Using Technology to Unlock Musical Creativity

By Scott Watson | Go to book overview

CHAPTER 3
PRINCIPLE 1: ALLOW STUDENTS TO SHARE THEMSELVES

WHAT THEY LIKE AND WHO THEY ARE

MOST KIDS SIMPLY LOVE to tell others, especially their teacher, about themselves. One way they can do this is by sharing what they like in music. Allowing students to share their passion for music, or a certain kind of music, can be a great motivator. For many students, the music they listen to contributes to their sense of identity, how they view themselves and want to be viewed by others.


My Favorite Things Podcast

In my high school music production class, I teach a project called “My Favorite Things Podcast” in which students create an audio podcast to tell about some kind of music they like. If you don’t know what a podcast is, don’t fret. A podcast is a lot like talk radio, where a host talks about virtually any topic. If the topic is music, the host may share sound clips to amplify the topic. For this project, students artfully string together several short audio clips of their favorite artist (or band, or composer, etc.) and then record a simple voice-over narration to provide a little background and explain what they find so compelling about the music they are presenting. Today’s music technology makes creating the clips and recording the voice-overs very easy. Topics put forward for this project by past students have varied wildly and include favorite solo artists and bands, or favorite composers—you would be surprised at the music your students listen to and admire.

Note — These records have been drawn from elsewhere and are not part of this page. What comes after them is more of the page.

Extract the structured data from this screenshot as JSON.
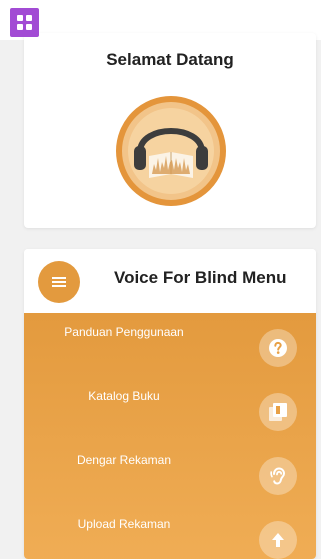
{
  "welcome": {
    "title": "Selamat Datang"
  },
  "menu": {
    "title": "Voice For Blind Menu",
    "toggle_icon": "menu-icon",
    "items": [
      {
        "label": "Panduan Penggunaan",
        "icon": "help-icon"
      },
      {
        "label": "Katalog Buku",
        "icon": "library-icon"
      },
      {
        "label": "Dengar Rekaman",
        "icon": "ear-icon"
      },
      {
        "label": "Upload Rekaman",
        "icon": "upload-icon"
      }
    ]
  },
  "colors": {
    "accent": "#e39a3e",
    "badge": "#a24bd4",
    "panel_light": "#f0ad55"
  }
}
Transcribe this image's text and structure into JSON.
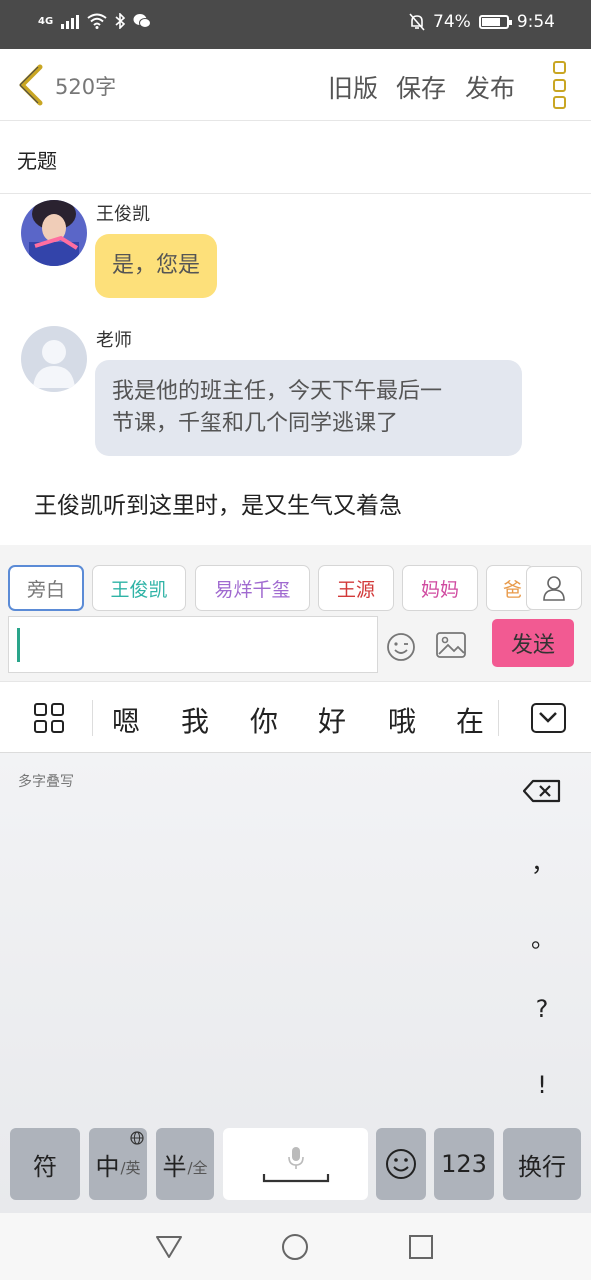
{
  "status_bar": {
    "network": "4G",
    "battery_percent": "74%",
    "battery_level": 0.74,
    "time": "9:54"
  },
  "header": {
    "word_count": "520字",
    "old_version_label": "旧版",
    "save_label": "保存",
    "publish_label": "发布"
  },
  "document": {
    "title": "无题"
  },
  "messages": [
    {
      "sender": "王俊凯",
      "text": "是，您是"
    },
    {
      "sender": "老师",
      "text_lines": [
        "我是他的班主任，今天下午最后一",
        "节课，千玺和几个同学逃课了"
      ]
    }
  ],
  "narration": "王俊凯听到这里时，是又生气又着急",
  "roles": [
    {
      "label": "旁白",
      "color": "#777777"
    },
    {
      "label": "王俊凯",
      "color": "#2fb3a6"
    },
    {
      "label": "易烊千玺",
      "color": "#a06ad0"
    },
    {
      "label": "王源",
      "color": "#d23a3a"
    },
    {
      "label": "妈妈",
      "color": "#d04aa0"
    },
    {
      "label": "爸",
      "color": "#e89a4a"
    }
  ],
  "composer": {
    "send_label": "发送"
  },
  "keyboard": {
    "candidates": [
      "嗯",
      "我",
      "你",
      "好",
      "哦",
      "在"
    ],
    "handwriting_label": "多字叠写",
    "punctuation": [
      "，",
      "。",
      "?",
      "!"
    ],
    "keys": {
      "symbols": "符",
      "chinese": "中",
      "chinese_sub": "/英",
      "half": "半",
      "half_sub": "/全",
      "numbers": "123",
      "enter": "换行"
    }
  },
  "colors": {
    "user_bubble": "#fde07a",
    "teacher_bubble": "#e3e7ef",
    "send_button": "#f25a92",
    "accent": "#c9a623"
  }
}
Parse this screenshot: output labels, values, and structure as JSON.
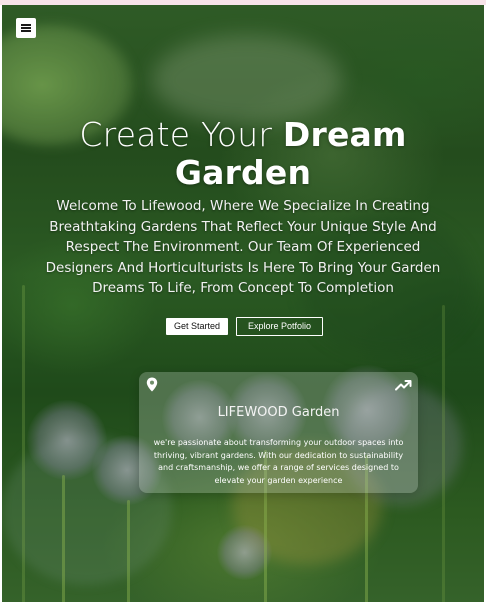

One of my favorites was called “A Tribute to the Newmans.” This podcast by high schooler Julian S. tapped his love of film music, and particularly music by the Newman dynasty of Hollywood film composers (Alfred, his sons Thomas and David, and their cousin, Randy). The podcast begins with the 20th Century Fox theme and includes short clips of music from the film Scent of a Woman (score by Thomas Newman), the song “Dayton Ohio, 1903” (by Randy Newman), and the film The Egyptian (score by Alfred Newman). Julian narrates, introducing each clip with modest explanations, yet I learned much from the podcast about Julian’s musical sensibilities. No prodding at all was required to

-26-

Notes for this page

Add a new note
If you are trying to select text to create highlights or citations, remember that you must now click or tap on the first word, and then click or tap on the last word.
One moment ...
Default project is now your active project.
Project items
Notes
Cite this page

Cited page

Style
Citations are available only to our active members.
Buy instant access to cite pages or passages in MLA 8, MLA 7, APA and Chicago citation styles.

(Einhorn, 1992, p. 25)

(Einhorn 25)

(Einhorn 25)

1. Lois J. Einhorn, Abraham Lincoln, the Orator: Penetrating the Lincoln Legend (Westport, CT: Greenwood Press, 1992), 25, http://www.questia.com/read/27419298.

Note: primary sources have slightly different requirements for citation. Please see these guidelines for more information.

Cited page

Bookmark this page
Using Technology to Unlock Musical Creativity
Table of contents

Table of contents

Settings

Settings

Typeface
Text size Smaller Larger Reset View mode
Search within

Search within this book

Look up

Look up a word

  • Dictionary
  • Thesaurus
Please submit a word or phrase above.
Print this page

Print this page

Why can't I print more than one page at a time?

Help
Full screen
Items saved from this book
  • Bookmarks
  • Highlights & Notes
  • Citations
/ 336

matching results for page

    Questia reader help

    How to highlight and cite specific passages

    1. Click or tap the first word you want to select.
    2. Click or tap the last word you want to select, and you’ll see everything in between get selected.
    3. You’ll then get a menu of options like creating a highlight or a citation from that passage of text.

    OK, got it!

    Cited passage

    Style
    Citations are available only to our active members.
    Buy instant access to cite pages or passages in MLA 8, MLA 7, APA and Chicago citation styles.

    "Portraying himself as an honest, ordinary person helped Lincoln identify with his audiences." (Einhorn, 1992, p. 25).

    "Portraying himself as an honest, ordinary person helped Lincoln identify with his audiences." (Einhorn 25)

    "Portraying himself as an honest, ordinary person helped Lincoln identify with his audiences." (Einhorn 25)

    "Portraying himself as an honest, ordinary person helped Lincoln identify with his audiences."1

    1. Lois J. Einhorn, Abraham Lincoln, the Orator: Penetrating the Lincoln Legend (Westport, CT: Greenwood Press, 1992), 25, http://www.questia.com/read/27419298.

    Cited passage

    Thanks for trying Questia!

    Please continue trying out our research tools, but please note, full functionality is available only to our active members.

    Your work will be lost once you leave this Web page.

    Buy instant access to save your work.

    Already a member? Log in now.

    Search by... Author
    Show... All Results Primary Sources Peer-reviewed

    Oops!

    An unknown error has occurred. Please click the button below to reload the page. If the problem persists, please try again in a little while.